East Mark Int'l. v ADAR, PICS Case No. 14-0175 (E.D. Pa. Jan. 24, 2014) Bartle, J. (13 pages).

U.S. DISTRICT COURT - EASTERN

The Legal Intelligencer

RESIDENTIAL AND COMMERCIAL REAL ESTATE

Attorneys Fees • Costs • Time Records • Hourly Rate

East Mark Int'l. v ADAR, PICS Case No. 14-0175 (E.D. Pa. Jan. 24, 2014) Bartle, J. (13 pages).

Intervenors, alleging a partial ownership interest in a building sold pursuant to an alleged mortgage default, are entitled to reasonable counsel fees and costs in an action arising from a lis pendens on and the sale of a building in Philadelphia.

East Mark held a mortgage on the building owned by ADAR, doing business as Lincoln, and filed a complaint for confession of judgment after an alleged default on the mortgage. After a marshal's sale was scheduled in the matter, the intervenors, Faibash and Olewski, filed for a temporary restraining order alleging that they had 42.5 percent ownership interest in the building and that the mortgage held by East Mark was a fraud intending to deprive them of their ownership interest. The court granted a restraining order, cancelled the marshal's sale and scheduled a preliminary injunction hearing for August 14, 2013. On August 13, Faibash, Olewski, East Mark and Lincoln filed a stipulation for court approval stating that the parties agreed that the dispute would be resolved through a Bet Din (rabbinical court) proceeding and that East Mark would take no further action on the judgment by confession obtained earlier in the case.

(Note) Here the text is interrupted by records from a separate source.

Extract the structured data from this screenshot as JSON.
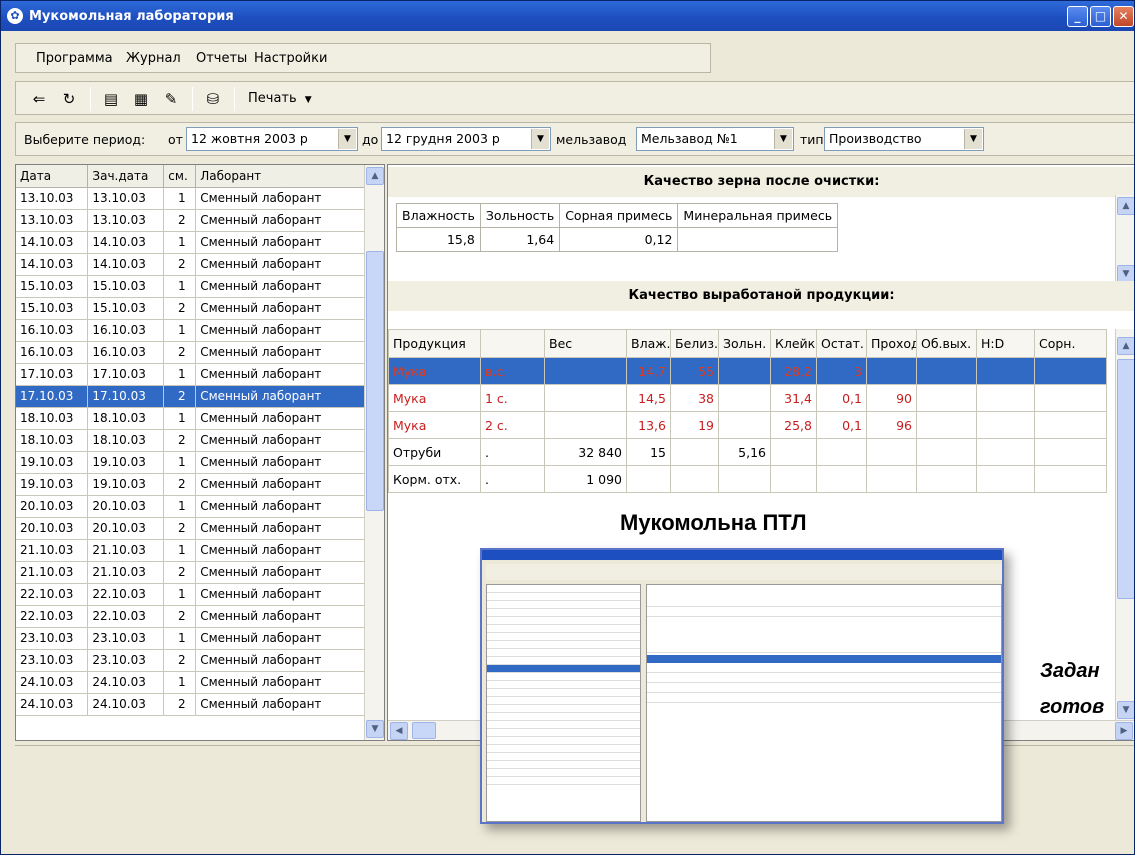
{
  "window": {
    "title": "Мукомольная лаборатория"
  },
  "menu": [
    "Программа",
    "Журнал",
    "Отчеты",
    "Настройки"
  ],
  "toolbar": {
    "print_label": "Печать"
  },
  "filter": {
    "period_label": "Выберите период:",
    "from_label": "от",
    "from_value": "12   жовтня   2003 р",
    "to_label": "до",
    "to_value": "12   грудня   2003 р",
    "mill_label": "мельзавод",
    "mill_value": "Мельзавод №1",
    "type_label": "тип",
    "type_value": "Производство"
  },
  "journal": {
    "columns": [
      "Дата",
      "Зач.дата",
      "см.",
      "Лаборант"
    ],
    "rows": [
      [
        "13.10.03",
        "13.10.03",
        "1",
        "Сменный лаборант"
      ],
      [
        "13.10.03",
        "13.10.03",
        "2",
        "Сменный лаборант"
      ],
      [
        "14.10.03",
        "14.10.03",
        "1",
        "Сменный лаборант"
      ],
      [
        "14.10.03",
        "14.10.03",
        "2",
        "Сменный лаборант"
      ],
      [
        "15.10.03",
        "15.10.03",
        "1",
        "Сменный лаборант"
      ],
      [
        "15.10.03",
        "15.10.03",
        "2",
        "Сменный лаборант"
      ],
      [
        "16.10.03",
        "16.10.03",
        "1",
        "Сменный лаборант"
      ],
      [
        "16.10.03",
        "16.10.03",
        "2",
        "Сменный лаборант"
      ],
      [
        "17.10.03",
        "17.10.03",
        "1",
        "Сменный лаборант"
      ],
      [
        "17.10.03",
        "17.10.03",
        "2",
        "Сменный лаборант"
      ],
      [
        "18.10.03",
        "18.10.03",
        "1",
        "Сменный лаборант"
      ],
      [
        "18.10.03",
        "18.10.03",
        "2",
        "Сменный лаборант"
      ],
      [
        "19.10.03",
        "19.10.03",
        "1",
        "Сменный лаборант"
      ],
      [
        "19.10.03",
        "19.10.03",
        "2",
        "Сменный лаборант"
      ],
      [
        "20.10.03",
        "20.10.03",
        "1",
        "Сменный лаборант"
      ],
      [
        "20.10.03",
        "20.10.03",
        "2",
        "Сменный лаборант"
      ],
      [
        "21.10.03",
        "21.10.03",
        "1",
        "Сменный лаборант"
      ],
      [
        "21.10.03",
        "21.10.03",
        "2",
        "Сменный лаборант"
      ],
      [
        "22.10.03",
        "22.10.03",
        "1",
        "Сменный лаборант"
      ],
      [
        "22.10.03",
        "22.10.03",
        "2",
        "Сменный лаборант"
      ],
      [
        "23.10.03",
        "23.10.03",
        "1",
        "Сменный лаборант"
      ],
      [
        "23.10.03",
        "23.10.03",
        "2",
        "Сменный лаборант"
      ],
      [
        "24.10.03",
        "24.10.03",
        "1",
        "Сменный лаборант"
      ],
      [
        "24.10.03",
        "24.10.03",
        "2",
        "Сменный лаборант"
      ]
    ],
    "selected_index": 9
  },
  "grain": {
    "title": "Качество зерна после очистки:",
    "columns": [
      "Влажность",
      "Зольность",
      "Сорная примесь",
      "Минеральная примесь"
    ],
    "values": [
      "15,8",
      "1,64",
      "0,12",
      ""
    ]
  },
  "products": {
    "title": "Качество выработаной продукции:",
    "columns": [
      "Продукция",
      "",
      "Вес",
      "Влаж.",
      "Белиз.",
      "Зольн.",
      "Клейк.",
      "Остат.",
      "Проход",
      "Об.вых.",
      "H:D",
      "Сорн."
    ],
    "rows": [
      [
        "Мука",
        "в.с.",
        "",
        "14,7",
        "55",
        "",
        "28,2",
        "3",
        "",
        "",
        "",
        ""
      ],
      [
        "Мука",
        "1 с.",
        "",
        "14,5",
        "38",
        "",
        "31,4",
        "0,1",
        "90",
        "",
        "",
        ""
      ],
      [
        "Мука",
        "2 с.",
        "",
        "13,6",
        "19",
        "",
        "25,8",
        "0,1",
        "96",
        "",
        "",
        ""
      ],
      [
        "Отруби",
        ".",
        "32 840",
        "15",
        "",
        "5,16",
        "",
        "",
        "",
        "",
        "",
        ""
      ],
      [
        "Корм. отх.",
        ".",
        "1 090",
        "",
        "",
        "",
        "",
        "",
        "",
        "",
        "",
        ""
      ]
    ]
  },
  "overlay": {
    "caption": "Мукомольна ПТЛ",
    "side_line1": "Задан",
    "side_line2": "готов"
  }
}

On October 17, 2013, Faibash, Olewski and others filed a motion to enforce the stipulated order alleging that Lincoln and East Mark had violated the stipulated order when East Mark filed an emergency petition to strike the lis pendens filed against the property and to complete specific performance under an agreement of sale. The lis pendens consisted of a July 30, 2012 Bet Din order prohibiting the sale of the building without the Bet Din's authorization. The Common Pleas court granted the petition, struck the lis pendens from the record and Lincoln then sold the property to a third party without the approval of the intervenors. Since East Mark was due more than the sale price, all moneys went to East Mark.

The court denied an emergency motion to enforce the stipulated order filed by the intervenors in October 2013 because East Mark was not in violation when it took action to remove the lis pendens. The order only obligated East Mark to take no further action on its judgment by confession. However, as part of its October order, the court ordered Lincoln to pay intervenors their reasonable counsel fees and costs on the ground that Lincoln had flagrantly violated the court's August stipulated order by proceeding to sell the building without prior authorization from the Bet Din proceeding.

Lincoln did not argue that there were circumstances that make the award unjustified, rather they objected to individual time entries logged by intervenors' attorney and to the attorneys' hourly rate. Intervenors submitted detailed time records in support of their motion.

Viewing the complexity of the case, the work product of the attorneys and the compressed time frame of this matter, an hourly rate of $300 was fair and reasonable.